“You’re taking us to another planet?” Wave asked.
“Yeah. Just for a little while. If you want, I can get you back here no problem in a few weeks. We just want to make sure they don’t link anybody to the attack before we come back.”
Kar frowned. “I can’t say I’m too eager to go.”
“Ah, because of the horde and alliance stuff? Makes sense. Don’t worry about that. We’re going to Dalaran. Totally neutral city. You’ll be fine.”
“Wave?” Kar asked. “Are you okay with this?”
“Iliera says it is the right thing to do?”
Syanna nodded. “Yup.”
Hearing that, Wave nodded to Kar. “We should go. We can figure out what to do after that.”
A loud thunderclap drew their attention back to Karabor. The Light bubble was breaking away and the draenei guards were beginning to move again. The guards that had been attacking were gone now, and the elementals were nothing but dirt.
“Mission successful,” Iliera said as she rode up to the others on her steed. “I’m really proud of all of you. This has been an amazing day.”
“Almost got the portal,” Syanna said.
“Wave, did he talk to you about leaving for a while?”
“Are you on board?”
The two shamans looked at one another and then nodded in agreement. “We’re going.”
“Glad to hear it,” she replied.
The portal stabilized and Syanna clapped her hands. “Alright people, let’s move!”
The two shamans went first, followed by Vaeliera and Iliera. Syanna took a long moment to look out at the temple again and then she too stepped through into one of the many alleyways in Dalaran. She took a moment to seal the portal and then took in a breath of fresh air.
“Ah, lovely,” she said. “I love this place so much.”
She turned around to see the others standing there. Iliera held a piece of paper in her hand and her face looked like it couldn’t get any more pale.
“What is it?” she asked.
“I found a newspaper,” Iliera said, handing it to the mage.

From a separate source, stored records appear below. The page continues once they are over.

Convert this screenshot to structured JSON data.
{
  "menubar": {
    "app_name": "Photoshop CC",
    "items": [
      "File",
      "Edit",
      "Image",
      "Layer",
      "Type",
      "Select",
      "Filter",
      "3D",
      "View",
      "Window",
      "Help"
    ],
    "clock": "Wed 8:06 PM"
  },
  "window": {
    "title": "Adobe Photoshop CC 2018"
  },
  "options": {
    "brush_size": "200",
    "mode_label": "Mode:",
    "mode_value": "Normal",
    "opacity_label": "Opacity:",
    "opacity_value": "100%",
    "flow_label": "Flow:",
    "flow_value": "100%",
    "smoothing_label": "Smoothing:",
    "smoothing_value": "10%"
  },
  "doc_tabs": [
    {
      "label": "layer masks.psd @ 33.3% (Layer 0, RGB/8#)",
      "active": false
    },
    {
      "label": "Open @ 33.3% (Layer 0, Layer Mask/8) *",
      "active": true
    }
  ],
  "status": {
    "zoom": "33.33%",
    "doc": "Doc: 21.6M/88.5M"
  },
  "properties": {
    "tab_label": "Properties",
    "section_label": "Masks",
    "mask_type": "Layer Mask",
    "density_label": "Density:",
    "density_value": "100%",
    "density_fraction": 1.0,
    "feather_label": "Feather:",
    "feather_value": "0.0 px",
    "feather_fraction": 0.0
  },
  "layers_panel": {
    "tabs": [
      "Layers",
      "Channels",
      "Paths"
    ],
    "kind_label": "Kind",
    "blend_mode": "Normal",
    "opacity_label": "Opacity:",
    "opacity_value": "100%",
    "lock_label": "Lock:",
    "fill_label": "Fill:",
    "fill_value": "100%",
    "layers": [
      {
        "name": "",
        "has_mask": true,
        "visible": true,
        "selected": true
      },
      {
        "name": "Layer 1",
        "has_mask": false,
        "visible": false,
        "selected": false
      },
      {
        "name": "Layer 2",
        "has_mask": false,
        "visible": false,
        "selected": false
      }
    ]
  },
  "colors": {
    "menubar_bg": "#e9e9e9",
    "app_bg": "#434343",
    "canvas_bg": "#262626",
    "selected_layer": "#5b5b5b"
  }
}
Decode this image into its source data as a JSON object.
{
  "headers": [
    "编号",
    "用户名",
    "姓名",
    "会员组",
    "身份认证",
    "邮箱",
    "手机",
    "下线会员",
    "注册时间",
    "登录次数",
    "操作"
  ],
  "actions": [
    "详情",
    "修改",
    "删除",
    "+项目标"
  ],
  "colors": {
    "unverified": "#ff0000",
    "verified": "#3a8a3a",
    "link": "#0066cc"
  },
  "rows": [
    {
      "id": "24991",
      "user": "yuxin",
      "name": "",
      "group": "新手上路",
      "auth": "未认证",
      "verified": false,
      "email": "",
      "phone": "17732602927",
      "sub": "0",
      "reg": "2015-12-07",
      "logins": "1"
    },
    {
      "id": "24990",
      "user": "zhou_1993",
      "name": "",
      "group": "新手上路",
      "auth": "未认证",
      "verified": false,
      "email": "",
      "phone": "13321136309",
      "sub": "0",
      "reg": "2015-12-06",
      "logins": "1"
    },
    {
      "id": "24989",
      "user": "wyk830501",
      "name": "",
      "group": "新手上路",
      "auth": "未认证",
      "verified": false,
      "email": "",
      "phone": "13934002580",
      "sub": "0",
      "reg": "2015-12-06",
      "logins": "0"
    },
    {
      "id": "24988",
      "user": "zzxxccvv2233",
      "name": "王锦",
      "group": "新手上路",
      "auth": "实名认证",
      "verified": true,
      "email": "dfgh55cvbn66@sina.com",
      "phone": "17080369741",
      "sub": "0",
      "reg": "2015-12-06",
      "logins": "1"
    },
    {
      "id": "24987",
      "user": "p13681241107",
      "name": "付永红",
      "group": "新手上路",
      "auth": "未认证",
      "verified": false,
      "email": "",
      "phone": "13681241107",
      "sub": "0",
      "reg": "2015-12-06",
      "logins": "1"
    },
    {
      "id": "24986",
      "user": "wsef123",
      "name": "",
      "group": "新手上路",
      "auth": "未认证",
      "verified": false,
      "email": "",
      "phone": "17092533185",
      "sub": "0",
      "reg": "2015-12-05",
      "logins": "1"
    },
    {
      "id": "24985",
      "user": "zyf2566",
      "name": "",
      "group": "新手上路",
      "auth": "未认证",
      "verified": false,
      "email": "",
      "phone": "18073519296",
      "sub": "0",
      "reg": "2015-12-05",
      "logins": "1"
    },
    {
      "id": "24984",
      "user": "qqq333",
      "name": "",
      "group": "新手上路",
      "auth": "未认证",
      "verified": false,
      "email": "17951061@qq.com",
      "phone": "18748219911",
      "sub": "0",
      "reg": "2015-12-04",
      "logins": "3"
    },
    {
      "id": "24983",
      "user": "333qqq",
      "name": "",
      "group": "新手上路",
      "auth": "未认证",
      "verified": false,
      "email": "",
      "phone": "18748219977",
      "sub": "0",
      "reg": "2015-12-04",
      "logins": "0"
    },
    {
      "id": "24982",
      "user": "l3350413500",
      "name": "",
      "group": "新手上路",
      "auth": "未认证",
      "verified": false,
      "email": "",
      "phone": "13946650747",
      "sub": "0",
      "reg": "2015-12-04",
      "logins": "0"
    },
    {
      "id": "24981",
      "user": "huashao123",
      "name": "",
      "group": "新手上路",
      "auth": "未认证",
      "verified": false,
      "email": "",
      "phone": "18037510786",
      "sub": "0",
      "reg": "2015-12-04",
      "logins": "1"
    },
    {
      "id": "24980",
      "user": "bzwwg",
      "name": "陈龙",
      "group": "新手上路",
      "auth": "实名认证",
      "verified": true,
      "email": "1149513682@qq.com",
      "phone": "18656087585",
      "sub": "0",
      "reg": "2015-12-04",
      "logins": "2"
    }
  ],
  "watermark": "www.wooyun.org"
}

When she looked at the front page, she too gasped.
The bold front page read: Fighting Erupts at the Seething Shore!
TO BE CONTINUED…